You should stick to one of the common brands/models. Federal HST, Speer Gold Dot, Hornady Critical Duty/Defense, Sig V-Crown (I’m sure im missing a few others). The reason is that these are commonly used by law enforcement nationwide and even globally with a long track record of success. These will all penetrate and expand sufficiently.
After that, you are mostly splitting hairs. These are handgun rounds, there is no magic here, and 0.05" more expansion or 1" more or less penetration in a real-life scenario will make no where near as much difference as it does for your accurate shot placement in stopping the threat.
If you do like to split hairs (i am pretty sure we ALL do ) @Jerzy’s link above to LuckyGunner is a fantastic resource, comparing apples to apples across a wide variety of ammunition. I would also point you to ShootingTheBull’s Youtube channel/playlist for 9mm gel tests. You can find youtube gel-tests for almost all the major brands/models.
The most commonly used weight is usually either 124gr, 135gr, or 147gr. Very likely any of those will be fine unless your barrel is at the far extreme in length, either really short or really long.
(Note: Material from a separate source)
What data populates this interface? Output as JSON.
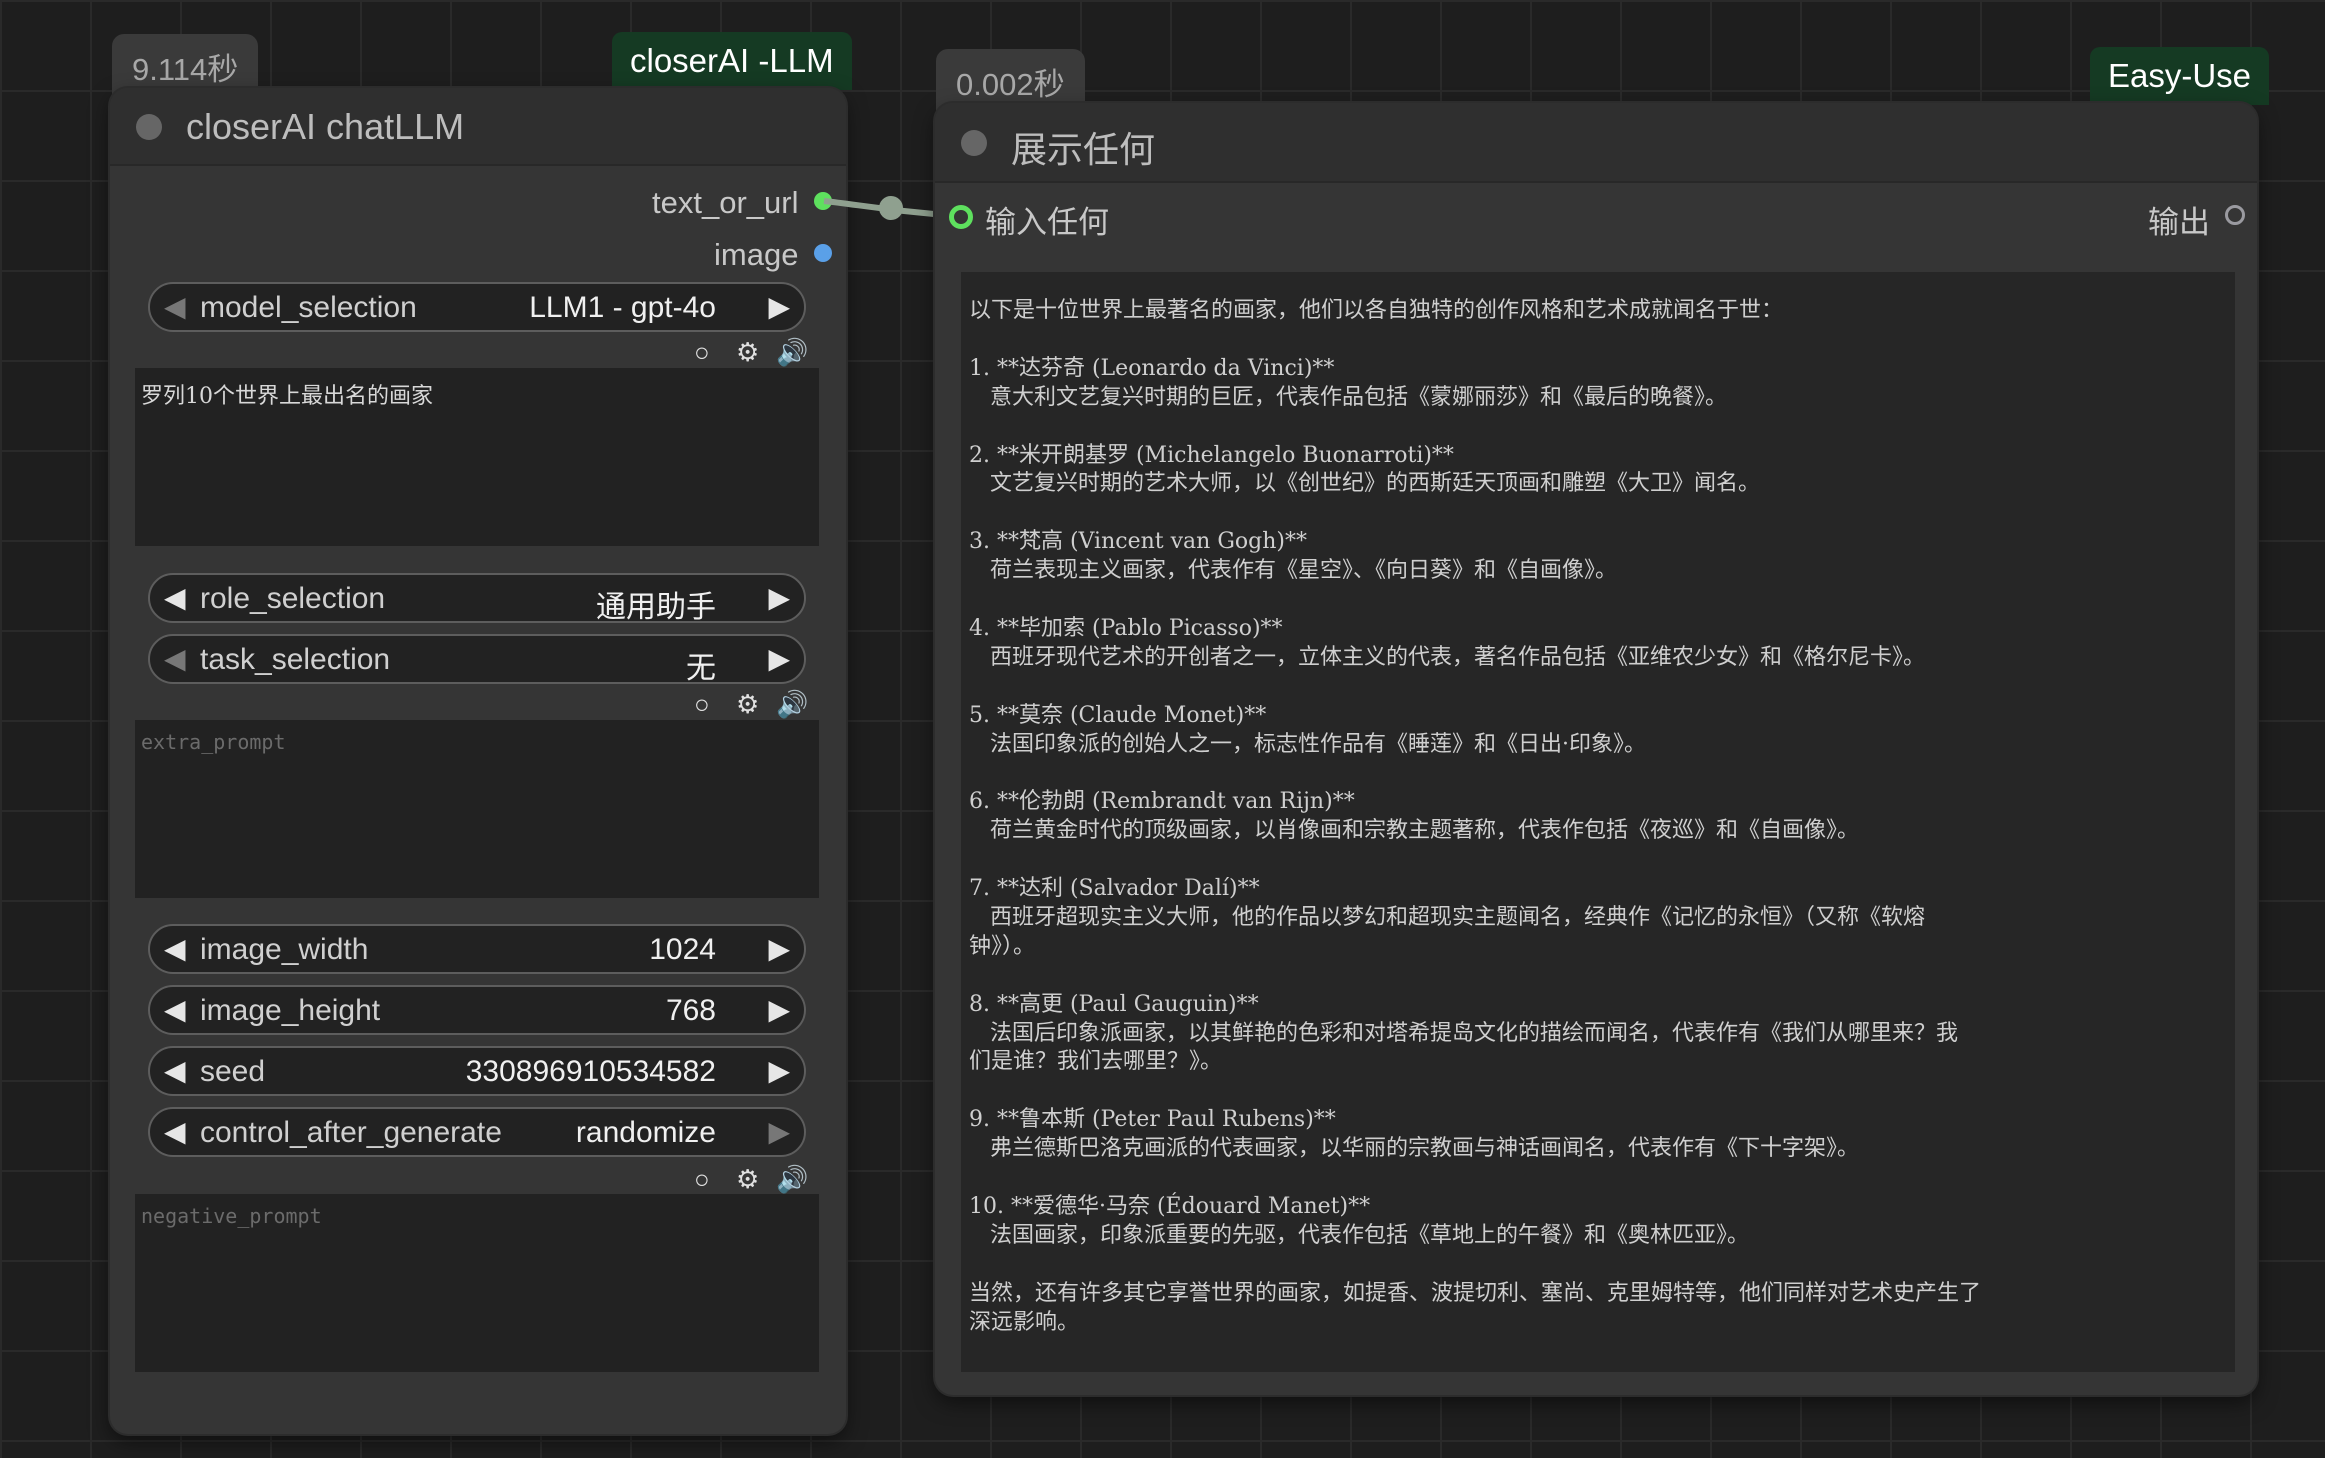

CCW pistols around 3-4" you “usually” (but not always) want to stick with a heavier weight which is less impacted by increase/decrease in velocity mainly because they are so slow to begin with. Pistol Caliber Carbines (PCC) with 16" or longer barrels also have some special considerations because their velocity is so much higher than typical. Again, LuckyGunner has a great article/video on this.
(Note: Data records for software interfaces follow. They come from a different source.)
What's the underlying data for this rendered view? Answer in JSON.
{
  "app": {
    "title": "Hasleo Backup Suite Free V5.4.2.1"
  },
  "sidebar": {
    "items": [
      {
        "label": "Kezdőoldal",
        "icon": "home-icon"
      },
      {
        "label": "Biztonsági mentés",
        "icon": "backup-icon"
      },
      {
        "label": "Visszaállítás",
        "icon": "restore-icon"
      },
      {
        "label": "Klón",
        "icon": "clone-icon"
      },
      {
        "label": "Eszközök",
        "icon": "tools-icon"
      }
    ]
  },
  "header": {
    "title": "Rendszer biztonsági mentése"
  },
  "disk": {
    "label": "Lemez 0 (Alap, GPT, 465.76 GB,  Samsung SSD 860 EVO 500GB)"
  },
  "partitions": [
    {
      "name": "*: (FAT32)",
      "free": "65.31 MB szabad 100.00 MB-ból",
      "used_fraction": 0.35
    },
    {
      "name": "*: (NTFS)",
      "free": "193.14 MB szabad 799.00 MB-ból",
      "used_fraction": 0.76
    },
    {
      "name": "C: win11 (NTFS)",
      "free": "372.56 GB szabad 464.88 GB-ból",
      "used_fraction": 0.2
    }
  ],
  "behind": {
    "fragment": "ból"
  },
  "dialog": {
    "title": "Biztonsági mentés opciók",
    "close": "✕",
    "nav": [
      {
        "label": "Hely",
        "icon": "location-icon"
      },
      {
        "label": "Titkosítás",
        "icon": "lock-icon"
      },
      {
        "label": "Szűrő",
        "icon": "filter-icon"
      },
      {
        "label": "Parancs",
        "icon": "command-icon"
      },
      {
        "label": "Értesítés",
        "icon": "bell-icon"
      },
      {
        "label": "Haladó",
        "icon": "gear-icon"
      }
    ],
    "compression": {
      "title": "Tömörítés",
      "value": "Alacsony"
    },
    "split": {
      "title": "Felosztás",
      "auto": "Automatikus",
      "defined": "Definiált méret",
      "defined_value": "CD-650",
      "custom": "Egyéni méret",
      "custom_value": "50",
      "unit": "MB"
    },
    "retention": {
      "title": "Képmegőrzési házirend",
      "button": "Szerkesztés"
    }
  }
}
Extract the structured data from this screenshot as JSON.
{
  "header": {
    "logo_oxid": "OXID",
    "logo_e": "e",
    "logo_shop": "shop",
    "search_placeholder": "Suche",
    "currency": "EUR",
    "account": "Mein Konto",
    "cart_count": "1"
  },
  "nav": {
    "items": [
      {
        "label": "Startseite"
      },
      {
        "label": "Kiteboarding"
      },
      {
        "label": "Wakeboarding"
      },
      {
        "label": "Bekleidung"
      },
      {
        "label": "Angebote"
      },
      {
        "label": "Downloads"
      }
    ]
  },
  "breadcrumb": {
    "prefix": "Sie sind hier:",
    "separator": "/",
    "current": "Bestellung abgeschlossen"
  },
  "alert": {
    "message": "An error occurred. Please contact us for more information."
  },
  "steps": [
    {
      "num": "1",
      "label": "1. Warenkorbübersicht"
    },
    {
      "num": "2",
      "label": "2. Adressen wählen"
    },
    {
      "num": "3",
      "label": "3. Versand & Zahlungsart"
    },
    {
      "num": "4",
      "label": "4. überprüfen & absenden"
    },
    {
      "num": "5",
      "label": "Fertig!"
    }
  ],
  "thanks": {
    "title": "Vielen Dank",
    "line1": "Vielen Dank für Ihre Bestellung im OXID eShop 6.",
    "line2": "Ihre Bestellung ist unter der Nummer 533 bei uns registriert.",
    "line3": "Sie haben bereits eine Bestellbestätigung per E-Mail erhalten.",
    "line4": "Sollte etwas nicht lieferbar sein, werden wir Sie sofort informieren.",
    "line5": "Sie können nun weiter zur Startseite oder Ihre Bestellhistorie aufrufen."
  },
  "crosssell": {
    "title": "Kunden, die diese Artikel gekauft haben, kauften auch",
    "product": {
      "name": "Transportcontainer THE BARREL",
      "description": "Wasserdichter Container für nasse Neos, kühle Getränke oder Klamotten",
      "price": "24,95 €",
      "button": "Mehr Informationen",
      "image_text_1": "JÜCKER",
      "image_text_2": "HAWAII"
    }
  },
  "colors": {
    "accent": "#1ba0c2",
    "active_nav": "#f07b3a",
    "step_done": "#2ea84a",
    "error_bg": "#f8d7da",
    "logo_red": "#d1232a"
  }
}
Ideally, you’d shoot the same/similar grain weight for range duty as you do for defense. That’s easy if you pick a 115/124gr defensive ammo, rather difficult if you choose 135/147gr because the cost is noticeably higher. So if your range ammo doesnt have the same POA/POI as your defensive ammo make sure you keep that in mind when training.
This is very much my opinion, but I would also stay away from the +P or +P+ variants. They offer a little bit more velocity, but usually at the cost of increased recoil. That increased recoil is more likely to affect your follow up shots than 50fps more velocity is likely to increase damage on your threat.